As if the wine has not been enough, tonight signals the start of the annual, weeklong Beer Festival. Sochi’s many parks are full of friends and families sitting in groups in the cool of the early evening. Thousands promenade along the streets while Theatre Square has been turned into a makeshift concert arena. Rows of children dressed in white dutifully cheer and clap when a woman in pink signals for them to do so. A full moon lazily rises overhead before its sky is invaded by fireworks.
I decide to start my Monday morning with a competition – to find the most vulgar souvenir possible in Sochi. I rummage around the usual suspects; necklaces and bracelets made from shells, various forms of preserved sea life, ashtrays, wind chimes, carvings and hats, before I come across a wonderful memento of my visit – a Sochi toilet brush and holder. Not the everyday stick-behind-the-stack toilet brush, however; the holder and the handle are made from clear plastic and are filled with shells floating in water. “I LOVE SOCHI” is inscribed around the top of the handle. For 280 roubles it is mine to take back to Moscow.
I decide that I have to experience the public beach – Sochi is advertised as a beach resort. The beach is in fact more like a rubble heap; but it is full of life. I rent an inflatable mattress for 50 roubles and settle down to soak up the atmosphere and some rays. On the concrete pier to my left, I can see three pairs of feet poking out from beneath the line of corrugated-iron changing booths. A middle-aged man in a leopard-skin thong is standing by his towel, legs akimbo, facing out to sea while he applies more oil to his leathery skin. An unidentifiable body is sunbathing on a wooden pallet. An old lady stands under an umbrella chatting with a friend, while another stands in the water splashing her legs. To my right are two young sisters screaming with delight as they chase and squirt each other with water pistols. Next to them a ten-year-old boy is filling a carrier bag with stones. Behind me on the promenade, a macho Speedo man walks by with his high-heeled, thong-clad bottle-blond girlfriend on his arm, buttocks wobbling (hers, not his). In front of me a large woman in her underwear is struggling to get out of the sea as she continually slips on the rocks and sits down heavily with a plop. Waves tumble over her as she huffs and puffs upright, only to slip again. In the end she crawls out on all fours. You won’t ever be bored in Sochi.

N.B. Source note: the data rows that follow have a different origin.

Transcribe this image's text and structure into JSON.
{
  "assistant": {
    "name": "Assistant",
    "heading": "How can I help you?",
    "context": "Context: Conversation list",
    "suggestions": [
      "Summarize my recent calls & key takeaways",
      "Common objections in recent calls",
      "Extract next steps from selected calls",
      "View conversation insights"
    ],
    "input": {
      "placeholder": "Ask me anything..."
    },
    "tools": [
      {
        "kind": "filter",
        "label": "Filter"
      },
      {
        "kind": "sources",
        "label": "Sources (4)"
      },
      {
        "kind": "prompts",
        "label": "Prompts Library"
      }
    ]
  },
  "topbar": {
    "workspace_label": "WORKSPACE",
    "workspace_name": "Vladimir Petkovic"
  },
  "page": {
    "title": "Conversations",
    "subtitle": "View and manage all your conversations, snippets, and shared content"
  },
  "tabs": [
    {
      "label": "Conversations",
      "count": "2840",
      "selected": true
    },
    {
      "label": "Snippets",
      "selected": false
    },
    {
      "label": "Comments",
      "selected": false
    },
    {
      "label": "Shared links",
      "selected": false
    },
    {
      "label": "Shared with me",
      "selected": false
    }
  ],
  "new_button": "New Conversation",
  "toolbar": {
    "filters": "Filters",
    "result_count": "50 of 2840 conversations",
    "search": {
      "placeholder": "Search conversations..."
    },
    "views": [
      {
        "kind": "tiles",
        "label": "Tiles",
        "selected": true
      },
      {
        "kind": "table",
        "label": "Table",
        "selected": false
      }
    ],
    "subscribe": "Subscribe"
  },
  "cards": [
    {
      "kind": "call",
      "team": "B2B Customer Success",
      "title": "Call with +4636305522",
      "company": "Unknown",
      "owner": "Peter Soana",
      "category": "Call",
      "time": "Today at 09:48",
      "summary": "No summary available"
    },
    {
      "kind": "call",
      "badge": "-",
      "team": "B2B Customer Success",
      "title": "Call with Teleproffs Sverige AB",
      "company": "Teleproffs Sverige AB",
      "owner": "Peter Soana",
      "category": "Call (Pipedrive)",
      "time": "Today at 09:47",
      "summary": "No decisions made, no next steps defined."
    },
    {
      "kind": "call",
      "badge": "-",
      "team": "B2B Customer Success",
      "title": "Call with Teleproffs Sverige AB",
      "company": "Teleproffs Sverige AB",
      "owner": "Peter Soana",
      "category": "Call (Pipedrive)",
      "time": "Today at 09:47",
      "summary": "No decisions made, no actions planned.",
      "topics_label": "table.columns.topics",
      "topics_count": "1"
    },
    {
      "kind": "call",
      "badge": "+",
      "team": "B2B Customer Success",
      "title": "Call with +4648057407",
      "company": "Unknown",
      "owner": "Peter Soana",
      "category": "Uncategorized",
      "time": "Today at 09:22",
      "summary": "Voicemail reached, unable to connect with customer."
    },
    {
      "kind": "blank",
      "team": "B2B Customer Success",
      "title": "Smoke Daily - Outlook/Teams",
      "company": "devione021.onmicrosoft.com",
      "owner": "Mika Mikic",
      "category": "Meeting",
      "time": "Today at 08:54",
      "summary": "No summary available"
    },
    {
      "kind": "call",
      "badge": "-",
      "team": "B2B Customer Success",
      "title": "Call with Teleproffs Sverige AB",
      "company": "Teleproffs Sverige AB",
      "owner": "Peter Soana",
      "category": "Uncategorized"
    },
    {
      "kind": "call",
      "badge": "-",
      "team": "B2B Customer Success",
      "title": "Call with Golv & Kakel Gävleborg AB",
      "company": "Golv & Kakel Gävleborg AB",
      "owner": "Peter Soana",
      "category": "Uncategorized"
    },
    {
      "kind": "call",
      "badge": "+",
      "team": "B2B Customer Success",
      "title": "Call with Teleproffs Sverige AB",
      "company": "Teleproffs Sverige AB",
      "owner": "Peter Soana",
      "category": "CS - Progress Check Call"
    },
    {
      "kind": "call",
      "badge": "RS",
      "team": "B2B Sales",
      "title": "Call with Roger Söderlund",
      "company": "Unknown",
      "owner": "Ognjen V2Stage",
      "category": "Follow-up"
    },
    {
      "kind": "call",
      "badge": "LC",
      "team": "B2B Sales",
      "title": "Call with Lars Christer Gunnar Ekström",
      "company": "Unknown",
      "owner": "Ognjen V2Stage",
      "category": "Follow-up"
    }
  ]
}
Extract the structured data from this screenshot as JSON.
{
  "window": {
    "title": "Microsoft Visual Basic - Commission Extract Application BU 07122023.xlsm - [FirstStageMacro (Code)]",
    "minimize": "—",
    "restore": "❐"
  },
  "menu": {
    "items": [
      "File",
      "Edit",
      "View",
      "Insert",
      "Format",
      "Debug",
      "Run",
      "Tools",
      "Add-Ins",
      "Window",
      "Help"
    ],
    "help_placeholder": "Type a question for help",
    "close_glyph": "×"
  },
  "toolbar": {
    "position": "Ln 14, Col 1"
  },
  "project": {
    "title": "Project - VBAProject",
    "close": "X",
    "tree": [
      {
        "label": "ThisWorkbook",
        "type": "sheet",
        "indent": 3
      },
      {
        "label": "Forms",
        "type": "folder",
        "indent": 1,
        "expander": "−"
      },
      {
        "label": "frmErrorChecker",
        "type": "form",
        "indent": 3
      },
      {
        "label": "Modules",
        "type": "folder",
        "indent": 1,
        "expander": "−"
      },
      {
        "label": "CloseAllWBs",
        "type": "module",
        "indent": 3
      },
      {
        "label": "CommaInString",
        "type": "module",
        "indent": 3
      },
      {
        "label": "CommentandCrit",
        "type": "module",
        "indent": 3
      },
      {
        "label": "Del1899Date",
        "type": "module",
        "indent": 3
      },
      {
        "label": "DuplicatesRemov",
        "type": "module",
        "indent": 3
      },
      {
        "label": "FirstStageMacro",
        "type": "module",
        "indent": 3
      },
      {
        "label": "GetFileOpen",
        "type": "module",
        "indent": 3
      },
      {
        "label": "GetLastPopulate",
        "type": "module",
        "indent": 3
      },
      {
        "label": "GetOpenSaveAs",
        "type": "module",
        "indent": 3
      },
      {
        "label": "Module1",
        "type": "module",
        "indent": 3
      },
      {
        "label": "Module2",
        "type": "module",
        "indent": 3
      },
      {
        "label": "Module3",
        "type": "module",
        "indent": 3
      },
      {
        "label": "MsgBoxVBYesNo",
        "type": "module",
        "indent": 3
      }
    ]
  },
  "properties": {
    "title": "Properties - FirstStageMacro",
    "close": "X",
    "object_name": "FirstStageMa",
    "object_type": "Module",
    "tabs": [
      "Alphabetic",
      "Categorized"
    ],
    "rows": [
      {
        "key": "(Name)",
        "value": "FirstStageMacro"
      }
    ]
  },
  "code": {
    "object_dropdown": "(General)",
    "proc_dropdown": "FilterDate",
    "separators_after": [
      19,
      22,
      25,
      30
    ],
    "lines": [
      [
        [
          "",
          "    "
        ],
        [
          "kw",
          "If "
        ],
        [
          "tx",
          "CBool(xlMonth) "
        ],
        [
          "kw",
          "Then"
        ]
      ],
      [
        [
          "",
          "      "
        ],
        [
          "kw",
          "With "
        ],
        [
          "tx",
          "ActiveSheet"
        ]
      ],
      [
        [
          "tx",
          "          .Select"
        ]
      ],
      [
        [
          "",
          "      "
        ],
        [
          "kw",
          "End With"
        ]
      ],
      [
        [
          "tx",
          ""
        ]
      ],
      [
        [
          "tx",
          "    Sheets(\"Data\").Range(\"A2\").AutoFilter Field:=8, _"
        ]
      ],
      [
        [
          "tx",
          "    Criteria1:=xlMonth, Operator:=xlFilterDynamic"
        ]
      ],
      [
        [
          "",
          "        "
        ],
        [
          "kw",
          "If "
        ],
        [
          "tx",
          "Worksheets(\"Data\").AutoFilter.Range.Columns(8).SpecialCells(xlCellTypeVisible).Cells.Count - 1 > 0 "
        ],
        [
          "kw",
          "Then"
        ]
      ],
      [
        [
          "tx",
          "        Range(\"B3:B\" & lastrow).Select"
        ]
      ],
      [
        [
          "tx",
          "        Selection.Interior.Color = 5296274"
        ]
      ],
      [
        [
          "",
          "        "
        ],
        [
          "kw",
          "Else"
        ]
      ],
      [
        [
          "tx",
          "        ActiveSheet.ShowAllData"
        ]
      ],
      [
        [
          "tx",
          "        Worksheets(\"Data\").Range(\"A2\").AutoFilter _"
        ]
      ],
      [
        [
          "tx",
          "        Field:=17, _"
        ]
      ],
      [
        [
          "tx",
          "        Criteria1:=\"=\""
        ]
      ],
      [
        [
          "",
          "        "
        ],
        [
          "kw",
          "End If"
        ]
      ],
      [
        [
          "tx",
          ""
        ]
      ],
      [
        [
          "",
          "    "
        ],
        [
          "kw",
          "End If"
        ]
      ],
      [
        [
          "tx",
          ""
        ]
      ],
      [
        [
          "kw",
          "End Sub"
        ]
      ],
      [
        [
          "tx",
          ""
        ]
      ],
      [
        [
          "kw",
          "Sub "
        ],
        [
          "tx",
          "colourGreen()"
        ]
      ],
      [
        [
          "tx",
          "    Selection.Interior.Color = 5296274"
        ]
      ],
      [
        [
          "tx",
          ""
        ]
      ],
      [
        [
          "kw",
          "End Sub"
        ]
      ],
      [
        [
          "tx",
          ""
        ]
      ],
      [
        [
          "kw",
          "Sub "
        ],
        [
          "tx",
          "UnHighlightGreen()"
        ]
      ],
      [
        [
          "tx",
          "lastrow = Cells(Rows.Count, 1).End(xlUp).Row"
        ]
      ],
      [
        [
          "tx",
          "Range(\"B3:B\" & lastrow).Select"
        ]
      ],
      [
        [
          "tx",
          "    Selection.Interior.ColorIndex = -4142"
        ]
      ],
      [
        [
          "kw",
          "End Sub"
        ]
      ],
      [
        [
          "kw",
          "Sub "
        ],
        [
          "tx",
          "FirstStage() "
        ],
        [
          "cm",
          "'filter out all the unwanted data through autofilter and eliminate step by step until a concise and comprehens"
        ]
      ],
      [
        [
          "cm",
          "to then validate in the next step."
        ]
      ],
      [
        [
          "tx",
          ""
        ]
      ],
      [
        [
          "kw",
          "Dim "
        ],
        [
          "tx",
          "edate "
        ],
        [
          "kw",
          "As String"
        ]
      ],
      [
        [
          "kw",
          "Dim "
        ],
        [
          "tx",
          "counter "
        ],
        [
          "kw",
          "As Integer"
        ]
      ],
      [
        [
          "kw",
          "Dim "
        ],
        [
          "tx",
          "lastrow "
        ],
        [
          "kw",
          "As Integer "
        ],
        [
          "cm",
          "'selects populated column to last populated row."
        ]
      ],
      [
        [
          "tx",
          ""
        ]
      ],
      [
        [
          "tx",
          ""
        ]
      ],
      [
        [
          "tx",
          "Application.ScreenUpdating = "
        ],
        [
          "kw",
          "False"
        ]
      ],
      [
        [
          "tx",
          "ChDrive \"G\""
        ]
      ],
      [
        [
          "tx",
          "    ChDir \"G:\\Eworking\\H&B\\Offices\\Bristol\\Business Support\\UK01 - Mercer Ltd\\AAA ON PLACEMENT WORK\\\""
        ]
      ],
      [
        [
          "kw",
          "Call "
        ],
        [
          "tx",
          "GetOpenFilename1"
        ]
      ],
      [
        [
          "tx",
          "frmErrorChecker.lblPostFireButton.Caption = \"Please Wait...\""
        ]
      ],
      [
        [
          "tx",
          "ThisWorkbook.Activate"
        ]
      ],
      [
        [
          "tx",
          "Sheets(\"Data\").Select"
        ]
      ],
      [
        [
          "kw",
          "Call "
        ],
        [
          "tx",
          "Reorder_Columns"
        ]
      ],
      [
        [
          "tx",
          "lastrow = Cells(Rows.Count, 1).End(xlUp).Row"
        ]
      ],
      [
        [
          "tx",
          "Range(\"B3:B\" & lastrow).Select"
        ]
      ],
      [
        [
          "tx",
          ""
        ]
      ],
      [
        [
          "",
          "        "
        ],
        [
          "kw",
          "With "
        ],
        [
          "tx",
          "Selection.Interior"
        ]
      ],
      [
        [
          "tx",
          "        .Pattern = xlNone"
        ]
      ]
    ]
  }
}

As the sun sinks, I drink a cold beer on a terrace overlooking the sea. The temperature is perfect. The school year finished today, and teenage boys jump off the nearest pier, yelling with delight. Two girls arrive on the pier and proceed to tear up their school exercise books, flinging them gleefully into the sea as a man walks past with his fishing rod over his shoulder. Groups of girls brush their hair and do their make-up after a day on the beach. As dusk approaches, people of all ages sit together quietly in this transitional hour, while waitresses and karaoke singers prepare for another evening.
As the Tupolev climbs and Sochi recedes, I realise how refreshed and relaxed I feel. My wallet also feels different – it is 600 roubles lighter after having to bribe my way through the airport thanks to my deficient documentation.
Piers Gladstone travelled to Sochi on Aeroflot for $171 including taxes.
A room per night including meals at Sanatorium Rus
(Tel: 8622 594196 or 8662 594200) costs $25 per person, based on three people sharing.